I put a stop to my broiler operation as 100 broilers will go through 15-30 gallons per day. Predators took care of my laying flock, bringing me well under 50 hens. Between fledgling red tailed hawks being trained in the art of the buffet line of chickens, raccoons, and some extremely hungry foxes, the flock was hit hard. I allowed my hen numbers to stay low, taking care of the problems mother nature had thrown my way (thanks Abel!). I had fewer animals to water, but I still had crops to water.

Getting seeds to germinate is hard without adequate water. Carrots hardly grew as frequent, even watering is absolutely essential those first few weeks. With only 5 gallon jugs, it was impossible to water them well enough. I didn’t have enough time to drive back and forth from the farm into town and back, filling all those jugs and water all those crops. Half never even sprouted from the ground the first year. The second year, I planted less and grew more.

But I’m stubborn, I must admit.

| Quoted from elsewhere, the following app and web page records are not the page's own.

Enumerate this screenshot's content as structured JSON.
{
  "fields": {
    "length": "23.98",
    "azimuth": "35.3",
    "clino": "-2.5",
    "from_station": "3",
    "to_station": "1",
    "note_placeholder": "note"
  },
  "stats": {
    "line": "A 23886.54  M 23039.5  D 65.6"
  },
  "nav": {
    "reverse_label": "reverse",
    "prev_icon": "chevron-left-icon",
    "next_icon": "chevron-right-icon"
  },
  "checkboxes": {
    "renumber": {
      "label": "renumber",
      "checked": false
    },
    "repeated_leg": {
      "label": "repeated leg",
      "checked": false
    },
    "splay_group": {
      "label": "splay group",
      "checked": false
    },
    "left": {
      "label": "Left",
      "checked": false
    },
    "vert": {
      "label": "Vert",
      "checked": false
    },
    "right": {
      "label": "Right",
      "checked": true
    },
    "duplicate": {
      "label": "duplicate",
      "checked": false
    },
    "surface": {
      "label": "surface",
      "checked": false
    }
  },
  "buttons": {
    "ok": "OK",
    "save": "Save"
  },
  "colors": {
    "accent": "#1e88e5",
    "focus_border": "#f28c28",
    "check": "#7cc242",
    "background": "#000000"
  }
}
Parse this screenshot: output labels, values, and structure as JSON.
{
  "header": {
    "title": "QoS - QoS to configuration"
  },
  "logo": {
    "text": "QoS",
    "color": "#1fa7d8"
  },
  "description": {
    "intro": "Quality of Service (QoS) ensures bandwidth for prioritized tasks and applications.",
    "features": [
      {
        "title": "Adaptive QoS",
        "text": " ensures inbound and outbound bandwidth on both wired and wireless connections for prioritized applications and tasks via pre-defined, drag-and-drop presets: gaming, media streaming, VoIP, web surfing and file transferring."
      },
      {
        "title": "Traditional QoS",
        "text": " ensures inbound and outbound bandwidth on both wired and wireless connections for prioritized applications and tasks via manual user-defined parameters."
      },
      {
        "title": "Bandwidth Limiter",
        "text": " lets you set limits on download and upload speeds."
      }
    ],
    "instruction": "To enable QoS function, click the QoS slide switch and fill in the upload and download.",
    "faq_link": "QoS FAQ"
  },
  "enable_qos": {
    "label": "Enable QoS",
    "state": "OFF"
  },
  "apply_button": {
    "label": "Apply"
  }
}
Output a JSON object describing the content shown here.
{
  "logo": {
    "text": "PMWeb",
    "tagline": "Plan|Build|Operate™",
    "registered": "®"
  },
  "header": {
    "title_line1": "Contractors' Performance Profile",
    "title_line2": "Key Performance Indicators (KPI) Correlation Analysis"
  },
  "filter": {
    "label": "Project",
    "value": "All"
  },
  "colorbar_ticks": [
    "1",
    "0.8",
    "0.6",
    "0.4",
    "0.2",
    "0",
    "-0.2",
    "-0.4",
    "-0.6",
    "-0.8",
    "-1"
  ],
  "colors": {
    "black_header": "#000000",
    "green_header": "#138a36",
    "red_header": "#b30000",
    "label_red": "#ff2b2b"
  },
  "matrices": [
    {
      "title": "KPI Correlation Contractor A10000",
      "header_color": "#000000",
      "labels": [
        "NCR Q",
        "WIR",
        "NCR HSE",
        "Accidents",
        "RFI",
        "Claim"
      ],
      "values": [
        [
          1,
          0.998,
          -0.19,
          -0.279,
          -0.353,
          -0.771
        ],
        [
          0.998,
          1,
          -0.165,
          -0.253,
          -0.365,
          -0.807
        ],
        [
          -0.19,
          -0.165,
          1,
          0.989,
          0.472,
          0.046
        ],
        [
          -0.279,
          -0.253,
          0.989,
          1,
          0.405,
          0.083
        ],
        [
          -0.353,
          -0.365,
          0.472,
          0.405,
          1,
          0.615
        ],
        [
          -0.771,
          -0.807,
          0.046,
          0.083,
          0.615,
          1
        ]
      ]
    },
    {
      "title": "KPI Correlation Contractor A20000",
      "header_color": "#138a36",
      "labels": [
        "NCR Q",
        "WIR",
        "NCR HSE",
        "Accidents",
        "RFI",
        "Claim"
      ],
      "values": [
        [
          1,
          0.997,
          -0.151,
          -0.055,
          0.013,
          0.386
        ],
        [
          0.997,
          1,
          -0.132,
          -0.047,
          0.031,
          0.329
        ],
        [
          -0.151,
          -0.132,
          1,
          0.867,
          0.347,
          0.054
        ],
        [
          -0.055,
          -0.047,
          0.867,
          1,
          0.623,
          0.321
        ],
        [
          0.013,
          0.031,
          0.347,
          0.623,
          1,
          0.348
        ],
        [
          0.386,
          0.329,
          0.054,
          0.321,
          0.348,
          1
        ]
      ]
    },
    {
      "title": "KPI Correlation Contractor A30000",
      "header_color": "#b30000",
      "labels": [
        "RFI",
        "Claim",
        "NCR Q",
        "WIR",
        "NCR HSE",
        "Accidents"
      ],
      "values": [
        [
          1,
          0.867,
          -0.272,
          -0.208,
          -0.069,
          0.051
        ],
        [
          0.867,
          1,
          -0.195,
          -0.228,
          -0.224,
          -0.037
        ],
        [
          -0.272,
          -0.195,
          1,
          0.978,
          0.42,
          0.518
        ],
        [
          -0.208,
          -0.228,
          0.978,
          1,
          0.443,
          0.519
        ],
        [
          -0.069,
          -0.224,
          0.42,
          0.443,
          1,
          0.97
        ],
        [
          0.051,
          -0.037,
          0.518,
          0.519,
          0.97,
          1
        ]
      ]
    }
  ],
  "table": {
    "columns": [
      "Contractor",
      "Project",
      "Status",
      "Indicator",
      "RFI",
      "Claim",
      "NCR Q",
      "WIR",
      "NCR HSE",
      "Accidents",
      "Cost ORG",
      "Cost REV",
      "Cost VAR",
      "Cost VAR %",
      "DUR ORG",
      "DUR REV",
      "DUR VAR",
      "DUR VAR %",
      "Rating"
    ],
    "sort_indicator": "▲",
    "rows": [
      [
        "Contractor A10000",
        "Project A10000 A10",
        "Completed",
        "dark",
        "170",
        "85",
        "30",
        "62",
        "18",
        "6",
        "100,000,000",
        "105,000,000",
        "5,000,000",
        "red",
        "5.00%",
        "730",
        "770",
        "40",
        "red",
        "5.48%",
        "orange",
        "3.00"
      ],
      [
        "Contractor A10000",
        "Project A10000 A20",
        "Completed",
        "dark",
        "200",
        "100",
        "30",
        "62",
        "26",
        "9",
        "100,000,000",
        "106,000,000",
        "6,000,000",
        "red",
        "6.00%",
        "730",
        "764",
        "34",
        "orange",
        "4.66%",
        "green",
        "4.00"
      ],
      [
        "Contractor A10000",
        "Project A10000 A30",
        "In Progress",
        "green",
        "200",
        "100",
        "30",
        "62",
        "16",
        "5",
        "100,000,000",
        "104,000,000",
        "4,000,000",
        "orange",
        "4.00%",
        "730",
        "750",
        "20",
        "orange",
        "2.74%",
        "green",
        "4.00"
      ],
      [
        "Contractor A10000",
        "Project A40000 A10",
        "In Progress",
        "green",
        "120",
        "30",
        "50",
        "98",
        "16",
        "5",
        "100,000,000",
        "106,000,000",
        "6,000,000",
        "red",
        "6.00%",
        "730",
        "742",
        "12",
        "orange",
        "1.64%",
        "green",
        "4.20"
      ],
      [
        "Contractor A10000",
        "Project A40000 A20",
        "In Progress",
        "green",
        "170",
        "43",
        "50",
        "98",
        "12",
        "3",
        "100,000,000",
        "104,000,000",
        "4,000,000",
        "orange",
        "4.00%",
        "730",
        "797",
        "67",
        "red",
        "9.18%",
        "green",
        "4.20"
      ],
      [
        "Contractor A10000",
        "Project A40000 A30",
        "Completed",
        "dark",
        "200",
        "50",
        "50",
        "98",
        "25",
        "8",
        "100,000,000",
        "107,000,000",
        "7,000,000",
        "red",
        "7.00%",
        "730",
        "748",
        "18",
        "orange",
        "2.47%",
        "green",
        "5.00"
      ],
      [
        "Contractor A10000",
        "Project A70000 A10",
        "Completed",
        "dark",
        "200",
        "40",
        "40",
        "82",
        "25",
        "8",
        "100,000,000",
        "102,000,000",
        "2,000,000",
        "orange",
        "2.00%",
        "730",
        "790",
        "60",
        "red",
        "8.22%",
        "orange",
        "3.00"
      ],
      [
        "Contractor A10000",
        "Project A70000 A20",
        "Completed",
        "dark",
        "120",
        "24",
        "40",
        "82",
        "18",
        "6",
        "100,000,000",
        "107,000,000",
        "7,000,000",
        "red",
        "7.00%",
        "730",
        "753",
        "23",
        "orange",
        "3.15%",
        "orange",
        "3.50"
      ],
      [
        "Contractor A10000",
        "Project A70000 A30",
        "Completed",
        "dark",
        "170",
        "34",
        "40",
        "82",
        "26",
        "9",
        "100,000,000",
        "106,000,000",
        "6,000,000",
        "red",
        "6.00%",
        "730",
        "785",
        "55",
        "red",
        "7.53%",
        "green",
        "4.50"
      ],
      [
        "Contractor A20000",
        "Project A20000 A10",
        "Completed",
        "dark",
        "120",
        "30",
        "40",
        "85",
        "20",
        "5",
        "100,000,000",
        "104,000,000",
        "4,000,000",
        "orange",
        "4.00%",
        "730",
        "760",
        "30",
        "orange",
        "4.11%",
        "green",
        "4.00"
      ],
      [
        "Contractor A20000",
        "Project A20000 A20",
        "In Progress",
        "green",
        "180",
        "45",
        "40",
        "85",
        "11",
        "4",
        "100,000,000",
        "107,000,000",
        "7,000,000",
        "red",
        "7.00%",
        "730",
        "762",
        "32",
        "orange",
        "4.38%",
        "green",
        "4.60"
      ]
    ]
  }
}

If I couldn’t have broilers, I’d get sheep. Three or four of them wouldn’t drink much and I was growing fewer crops, so I had some wiggle room. So I sprung for a ewe with two lambs and later found Sam the Ram to join the show. Then I thought, “why stop at sheep? I have these ruminants, why not add some calves?!” So I did. I found two calves, a heifer and a steer, both around one month old. Maybe stubborn isn’t the word for it. Crazy might be better served in this context.

Word came later that year though that I needed to move on. Might my water woes be over?? Indeed. I found a safe haven for my creatures, a place to grow some veggies, and watch water flow from a hose again. Those two years without water taught me some valuable lessons though. I don’t take water for granted like I used to when it flowed so easily from the hose at my parents’ home. Even now, at this third farm (fourth if you count my childhood home), every drop is precious. If the hose leaks, a bucket goes under the leak to catch it or I find a new hose. If I can collect some rain water, I do it.

I know how much my animals drink on hot days and cool days, in the middle of winter while eating hay and the long days of summer when they are on the wet, green grass. I know how much the broilers will drink in the shade compared to full sun all day. When water flowed freely, I just filled up the water bowls without thought. Once that water stopped though, I had to bring out the calculator while watching them drink every drop to make sure they would always have just enough. Even now, I don’t pick just any day to plant, I watch the weather and wait. When rain is fully expected that night or the next day, you will see me in the field, planting madly all the seeds I can when the time comes. Tonight, I’m watching the weather to see when I’ll be planting my spinach seeds.